Everyone’s family has a bit of dysfunction in it. It’s okay. Ours was that way too. But, I like to think we put the “fun” in dysfunctional. We all loved to laugh- my mother most of all. So, you can imagine how confused I was when my mother declared my lifelong friend, Kim Gibson Wallis and I “as silly as blackbirds.” I mean, after all, where did she think I learned it ? No matter, the truth of the matter was that Kim and I thought it incredibly funny! Funny, funny, funny.

As long as I can remember, we had dinners for my mom’s side of the family at our house all the time. My mother and her sister, Ginny, alternated years as to who would host the Christmas dinner. It really didn’t matter, I don’t think to us kids where it was, just as long as it was.  It was our time to see each  other and play like the wild kids we wished we could be all the time.

If we were at Ginny’s house, then my cousin, Matt would be in charge of what we played and stuff. After all, he did live there and he would be the one to get into trouble (mostly) if we did stuff we weren’t supposed to. Younger readers may be confused because we were actually outside, in the sunshine, running, chasing, playing and teasing one another. Yes, that’s what I said- Outside. Sunshine. Playing. All those things kids barely know the meaning of anymore. Well, anyway, no matter whose house we were at (Texan phraseology, i’m afraid), one game was a constant- “Big Kids Run From the Little Kids.” I never was much of a runner, in fact, I was the last one chosen on a team of any sorts at school recess, but I could outrun the little kids! When Gary, my mom’s brother’s kid, his sisters, Jayne and Amy got to come, it was so much fun! Gary, Matt, Phil (Matt’s brother)  and I ran away from poor Jayne and Amy.  Of course, it wasn’t long til Jayne was “one of us.”

A Holiday dinner at our house
A Holiday dinner at our house

Oh my gosh! Our parents could just look at each other and start laughing- something their offspring can do as well. It was always fun to know someone else was thinking the same thing at

Being silly and laughing was a genetic trait for us
Being silly and laughing was a genetic trait for us

the same time. Ever happen to you?
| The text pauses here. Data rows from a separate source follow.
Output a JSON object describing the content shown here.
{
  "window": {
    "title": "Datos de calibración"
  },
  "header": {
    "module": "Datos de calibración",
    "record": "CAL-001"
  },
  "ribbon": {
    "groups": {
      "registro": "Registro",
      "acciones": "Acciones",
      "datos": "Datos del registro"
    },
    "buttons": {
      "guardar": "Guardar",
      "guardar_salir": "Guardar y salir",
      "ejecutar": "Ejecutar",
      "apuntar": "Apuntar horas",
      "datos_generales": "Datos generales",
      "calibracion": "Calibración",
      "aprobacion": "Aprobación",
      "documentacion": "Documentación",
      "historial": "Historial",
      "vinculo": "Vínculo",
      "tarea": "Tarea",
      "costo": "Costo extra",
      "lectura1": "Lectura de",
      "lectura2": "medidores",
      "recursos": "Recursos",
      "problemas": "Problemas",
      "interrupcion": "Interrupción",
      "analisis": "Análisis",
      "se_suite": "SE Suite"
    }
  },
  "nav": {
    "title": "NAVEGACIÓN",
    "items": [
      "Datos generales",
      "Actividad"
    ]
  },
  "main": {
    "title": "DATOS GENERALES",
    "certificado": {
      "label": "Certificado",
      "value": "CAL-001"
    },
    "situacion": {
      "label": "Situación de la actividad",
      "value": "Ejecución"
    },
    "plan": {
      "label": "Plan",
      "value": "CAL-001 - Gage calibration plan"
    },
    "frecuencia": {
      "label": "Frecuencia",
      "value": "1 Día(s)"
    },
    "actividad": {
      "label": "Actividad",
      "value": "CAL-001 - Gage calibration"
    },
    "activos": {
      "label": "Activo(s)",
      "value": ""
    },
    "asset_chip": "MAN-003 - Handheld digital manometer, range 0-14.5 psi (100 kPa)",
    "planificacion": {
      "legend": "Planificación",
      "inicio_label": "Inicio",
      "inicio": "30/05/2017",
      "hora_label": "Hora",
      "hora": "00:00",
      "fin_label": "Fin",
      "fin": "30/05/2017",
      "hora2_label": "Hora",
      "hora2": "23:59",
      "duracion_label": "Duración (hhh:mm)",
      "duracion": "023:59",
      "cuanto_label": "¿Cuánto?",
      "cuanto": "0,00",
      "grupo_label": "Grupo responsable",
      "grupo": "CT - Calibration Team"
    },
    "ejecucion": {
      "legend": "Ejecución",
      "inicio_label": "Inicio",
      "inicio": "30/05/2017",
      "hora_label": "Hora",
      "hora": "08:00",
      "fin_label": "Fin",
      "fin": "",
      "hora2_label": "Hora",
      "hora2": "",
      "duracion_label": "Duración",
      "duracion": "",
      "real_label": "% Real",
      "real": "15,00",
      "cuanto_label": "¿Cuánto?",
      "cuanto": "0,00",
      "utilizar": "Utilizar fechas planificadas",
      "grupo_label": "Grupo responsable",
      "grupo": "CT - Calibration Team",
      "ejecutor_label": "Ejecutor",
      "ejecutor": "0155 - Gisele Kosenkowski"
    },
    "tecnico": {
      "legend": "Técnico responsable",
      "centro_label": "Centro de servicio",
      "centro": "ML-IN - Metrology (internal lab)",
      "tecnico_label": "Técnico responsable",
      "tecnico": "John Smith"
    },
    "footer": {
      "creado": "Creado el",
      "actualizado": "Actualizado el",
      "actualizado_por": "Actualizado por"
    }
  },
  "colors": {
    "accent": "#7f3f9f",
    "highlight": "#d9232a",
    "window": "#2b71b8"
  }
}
Of course, with all of us, there was the “odd, but lovely” relative. This would be our Aunt Dillie. She came to be Aunt Dillie because someone as a baby couldn’t say Nellie. So, Dillie it was. We kinda made alot of fun of poor old Dillie, because she could sniff more times in a row than anyone else in the world!  Not only that, but she could burp louder than a guy and we thought it was hysterical. Of course, not to her face. We held it til we were out of the room and then we’d really let the hysteria go.

Turns out, poor old Dillie, unbeknownst to us at such an early age, had been set to marry a young man and he left her at the alter. So, these interesting traits of hers probably came about after the fact. She never married or had a gentleman suitor again. Tragic, really. However, as in Shakespeare, some tragedies are comedy and we thought she was plenty funny.

I am reminiscing because my cousin , Gary, will be spending the weekend with me. For the Fourth of July. I haven’t seen him in years and I am so excited to see him. Because it is a holiday, it reminds me of being a kid, looking out the window , waiting for him to arrive- waiting impatiently for the fun to begin!